To store the CO2on board, Barnett’s team has proposed a patent-pending dual-chamber storage tank. One chamber stores a carbon-based fuel. After the fuel cycles through the fuel cell to create energy, the CO2 byproduct is pressurized and introduced into the second chamber. The partition between the chambers can move — shrinking the fuel chamber as the fuel is used, making space for CO2 in the other chamber.

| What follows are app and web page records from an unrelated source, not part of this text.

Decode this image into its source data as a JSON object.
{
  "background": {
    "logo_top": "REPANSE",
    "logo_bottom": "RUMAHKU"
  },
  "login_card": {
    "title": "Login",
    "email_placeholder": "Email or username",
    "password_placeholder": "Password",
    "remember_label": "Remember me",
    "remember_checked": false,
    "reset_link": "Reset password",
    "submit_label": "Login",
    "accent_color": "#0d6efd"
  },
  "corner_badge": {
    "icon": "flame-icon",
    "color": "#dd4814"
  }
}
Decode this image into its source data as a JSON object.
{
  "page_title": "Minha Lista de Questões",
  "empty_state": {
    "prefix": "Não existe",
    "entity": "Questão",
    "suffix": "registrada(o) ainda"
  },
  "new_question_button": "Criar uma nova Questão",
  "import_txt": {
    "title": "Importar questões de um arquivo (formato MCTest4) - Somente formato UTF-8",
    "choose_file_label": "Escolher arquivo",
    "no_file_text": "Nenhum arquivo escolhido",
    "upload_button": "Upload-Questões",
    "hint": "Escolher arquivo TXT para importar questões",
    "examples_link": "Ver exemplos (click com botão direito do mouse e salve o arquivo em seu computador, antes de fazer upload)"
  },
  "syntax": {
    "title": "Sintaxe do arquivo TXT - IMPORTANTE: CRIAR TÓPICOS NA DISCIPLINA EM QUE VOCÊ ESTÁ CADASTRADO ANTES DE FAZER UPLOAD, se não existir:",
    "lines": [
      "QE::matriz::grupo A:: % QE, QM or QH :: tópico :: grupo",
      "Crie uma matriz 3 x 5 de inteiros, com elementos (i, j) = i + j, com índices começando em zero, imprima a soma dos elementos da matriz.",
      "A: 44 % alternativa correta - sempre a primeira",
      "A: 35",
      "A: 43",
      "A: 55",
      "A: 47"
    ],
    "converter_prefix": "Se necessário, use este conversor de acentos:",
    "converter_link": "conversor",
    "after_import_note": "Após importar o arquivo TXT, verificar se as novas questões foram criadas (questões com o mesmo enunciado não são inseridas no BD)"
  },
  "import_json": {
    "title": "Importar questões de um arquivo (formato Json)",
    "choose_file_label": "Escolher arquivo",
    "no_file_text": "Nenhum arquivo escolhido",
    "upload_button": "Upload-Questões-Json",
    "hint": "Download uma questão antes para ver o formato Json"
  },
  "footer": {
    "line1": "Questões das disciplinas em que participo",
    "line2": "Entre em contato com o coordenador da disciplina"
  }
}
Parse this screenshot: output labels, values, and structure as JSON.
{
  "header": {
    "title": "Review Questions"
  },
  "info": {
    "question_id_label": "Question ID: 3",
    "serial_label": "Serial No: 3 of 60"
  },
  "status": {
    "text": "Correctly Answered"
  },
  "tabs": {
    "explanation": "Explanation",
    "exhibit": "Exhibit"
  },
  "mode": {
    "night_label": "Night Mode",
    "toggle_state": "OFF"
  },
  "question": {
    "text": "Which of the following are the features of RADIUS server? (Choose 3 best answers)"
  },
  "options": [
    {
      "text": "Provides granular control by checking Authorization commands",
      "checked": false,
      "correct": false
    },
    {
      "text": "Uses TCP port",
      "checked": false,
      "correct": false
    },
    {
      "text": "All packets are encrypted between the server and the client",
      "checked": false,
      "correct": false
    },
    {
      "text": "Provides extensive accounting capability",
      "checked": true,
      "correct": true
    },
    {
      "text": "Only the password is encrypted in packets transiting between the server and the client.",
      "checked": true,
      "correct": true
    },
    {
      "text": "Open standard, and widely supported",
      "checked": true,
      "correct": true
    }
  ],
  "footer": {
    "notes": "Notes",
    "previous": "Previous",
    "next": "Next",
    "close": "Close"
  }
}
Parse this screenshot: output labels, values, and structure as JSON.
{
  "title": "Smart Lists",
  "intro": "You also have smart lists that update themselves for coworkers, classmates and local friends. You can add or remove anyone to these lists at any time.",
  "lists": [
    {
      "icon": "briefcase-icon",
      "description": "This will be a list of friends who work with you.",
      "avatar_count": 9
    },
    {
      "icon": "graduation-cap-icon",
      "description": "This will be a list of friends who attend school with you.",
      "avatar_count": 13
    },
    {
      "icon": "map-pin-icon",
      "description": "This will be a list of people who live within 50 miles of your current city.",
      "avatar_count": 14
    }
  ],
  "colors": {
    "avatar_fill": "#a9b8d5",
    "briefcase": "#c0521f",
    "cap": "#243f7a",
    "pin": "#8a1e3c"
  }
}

“The solid oxide fuel cell is critical because it burns the fuel with pure oxygen, yielding a concentrated CO2 product that is storable,” Schmauss said. “If we just burned the fuel with air, it would be heavily diluted with nitrogen, yielding too much gas to store. When the concentrated CO2 is compressed, it can be stored in a volume not much larger than that needed for the fuel, which saves space.”
“This technology really doesn’t have any major hurdles to making it work,” Barnett added. “You just have to replace the fuel tank with the double-chamber tank and add CO2 compressors. And, of course, the infrastructure eventually has to be developed to off-load the CO2and either sequester or use it.”
Moving toward net-zero
With this scenario, the researchers say it is possible to make long-range vehicles CO2 negative. This is possible with bio-fuels, such as ethanol, because the plants used to produce the fuel have consumed CO2 from the atmosphere. Then, after the vehicle has used the fuel, the captured CO2 is removed from the ship and sequestered underground or used in producing a renewable fuel. If a vehicle uses a fossil fuel instead of a bio-fuel, then the resulting overall cycle is closer to net-zero.
Please credit image to Northwestern University